Apart from the pictures, print the data below exactly as given.

**Source data:**

- - -

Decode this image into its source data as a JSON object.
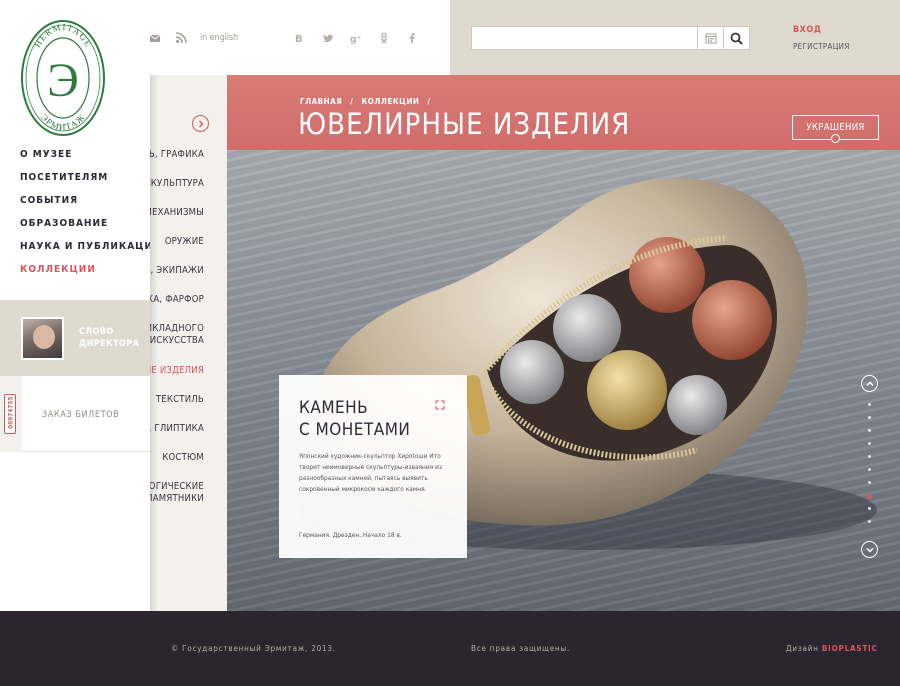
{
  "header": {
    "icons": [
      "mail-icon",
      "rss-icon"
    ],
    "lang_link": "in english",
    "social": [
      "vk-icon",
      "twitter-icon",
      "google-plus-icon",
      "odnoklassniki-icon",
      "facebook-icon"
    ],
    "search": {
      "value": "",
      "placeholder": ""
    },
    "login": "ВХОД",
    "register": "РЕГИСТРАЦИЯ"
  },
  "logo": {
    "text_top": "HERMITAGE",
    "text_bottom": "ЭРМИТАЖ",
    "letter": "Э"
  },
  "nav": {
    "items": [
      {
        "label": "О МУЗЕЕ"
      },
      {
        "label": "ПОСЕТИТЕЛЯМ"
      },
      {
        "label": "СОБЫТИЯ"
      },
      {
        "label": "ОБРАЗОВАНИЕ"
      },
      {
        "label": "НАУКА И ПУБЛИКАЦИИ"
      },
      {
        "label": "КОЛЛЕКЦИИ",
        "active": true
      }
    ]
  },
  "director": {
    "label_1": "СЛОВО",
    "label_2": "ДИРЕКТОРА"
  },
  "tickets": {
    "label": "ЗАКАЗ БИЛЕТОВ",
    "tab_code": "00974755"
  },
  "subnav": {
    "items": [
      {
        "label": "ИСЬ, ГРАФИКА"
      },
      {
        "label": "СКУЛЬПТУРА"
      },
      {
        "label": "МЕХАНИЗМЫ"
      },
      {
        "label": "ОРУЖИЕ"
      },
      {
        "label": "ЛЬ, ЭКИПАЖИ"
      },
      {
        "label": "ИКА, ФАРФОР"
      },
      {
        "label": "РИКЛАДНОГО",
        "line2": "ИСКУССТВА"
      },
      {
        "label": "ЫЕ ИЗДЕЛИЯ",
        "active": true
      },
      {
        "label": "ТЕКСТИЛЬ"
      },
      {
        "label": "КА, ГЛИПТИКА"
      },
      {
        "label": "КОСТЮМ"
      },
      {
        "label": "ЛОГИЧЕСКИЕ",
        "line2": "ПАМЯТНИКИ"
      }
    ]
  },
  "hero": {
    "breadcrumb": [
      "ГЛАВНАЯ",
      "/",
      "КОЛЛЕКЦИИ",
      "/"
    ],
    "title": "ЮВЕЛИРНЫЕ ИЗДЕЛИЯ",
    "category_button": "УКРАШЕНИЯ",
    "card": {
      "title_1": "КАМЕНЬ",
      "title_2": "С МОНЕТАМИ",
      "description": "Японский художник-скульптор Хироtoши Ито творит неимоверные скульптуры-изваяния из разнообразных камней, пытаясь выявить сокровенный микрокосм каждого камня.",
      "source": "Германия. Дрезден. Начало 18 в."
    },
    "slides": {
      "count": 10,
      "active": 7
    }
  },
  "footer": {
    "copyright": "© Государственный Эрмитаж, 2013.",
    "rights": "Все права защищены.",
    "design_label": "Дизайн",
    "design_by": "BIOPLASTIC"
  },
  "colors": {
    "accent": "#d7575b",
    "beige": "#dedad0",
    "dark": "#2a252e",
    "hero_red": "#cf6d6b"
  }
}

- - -

**Answer area:**
Decode this image into its source data as a JSON object.
{
  "header": {
    "icons": [
      "mail-icon",
      "rss-icon"
    ],
    "lang_link": "in english",
    "social": [
      "vk-icon",
      "twitter-icon",
      "google-plus-icon",
      "odnoklassniki-icon",
      "facebook-icon"
    ],
    "search": {
      "value": "",
      "placeholder": ""
    },
    "login": "ВХОД",
    "register": "РЕГИСТРАЦИЯ"
  },
  "logo": {
    "text_top": "HERMITAGE",
    "text_bottom": "ЭРМИТАЖ",
    "letter": "Э"
  },
  "nav": {
    "items": [
      {
        "label": "О МУЗЕЕ"
      },
      {
        "label": "ПОСЕТИТЕЛЯМ"
      },
      {
        "label": "СОБЫТИЯ"
      },
      {
        "label": "ОБРАЗОВАНИЕ"
      },
      {
        "label": "НАУКА И ПУБЛИКАЦИИ"
      },
      {
        "label": "КОЛЛЕКЦИИ",
        "active": true
      }
    ]
  },
  "director": {
    "label_1": "СЛОВО",
    "label_2": "ДИРЕКТОРА"
  },
  "tickets": {
    "label": "ЗАКАЗ БИЛЕТОВ",
    "tab_code": "00974755"
  },
  "subnav": {
    "items": [
      {
        "label": "ИСЬ, ГРАФИКА"
      },
      {
        "label": "СКУЛЬПТУРА"
      },
      {
        "label": "МЕХАНИЗМЫ"
      },
      {
        "label": "ОРУЖИЕ"
      },
      {
        "label": "ЛЬ, ЭКИПАЖИ"
      },
      {
        "label": "ИКА, ФАРФОР"
      },
      {
        "label": "РИКЛАДНОГО",
        "line2": "ИСКУССТВА"
      },
      {
        "label": "ЫЕ ИЗДЕЛИЯ",
        "active": true
      },
      {
        "label": "ТЕКСТИЛЬ"
      },
      {
        "label": "КА, ГЛИПТИКА"
      },
      {
        "label": "КОСТЮМ"
      },
      {
        "label": "ЛОГИЧЕСКИЕ",
        "line2": "ПАМЯТНИКИ"
      }
    ]
  },
  "hero": {
    "breadcrumb": [
      "ГЛАВНАЯ",
      "/",
      "КОЛЛЕКЦИИ",
      "/"
    ],
    "title": "ЮВЕЛИРНЫЕ ИЗДЕЛИЯ",
    "category_button": "УКРАШЕНИЯ",
    "card": {
      "title_1": "КАМЕНЬ",
      "title_2": "С МОНЕТАМИ",
      "description": "Японский художник-скульптор Хироtoши Ито творит неимоверные скульптуры-изваяния из разнообразных камней, пытаясь выявить сокровенный микрокосм каждого камня.",
      "source": "Германия. Дрезден. Начало 18 в."
    },
    "slides": {
      "count": 10,
      "active": 7
    }
  },
  "footer": {
    "copyright": "© Государственный Эрмитаж, 2013.",
    "rights": "Все права защищены.",
    "design_label": "Дизайн",
    "design_by": "BIOPLASTIC"
  },
  "colors": {
    "accent": "#d7575b",
    "beige": "#dedad0",
    "dark": "#2a252e",
    "hero_red": "#cf6d6b"
  }
}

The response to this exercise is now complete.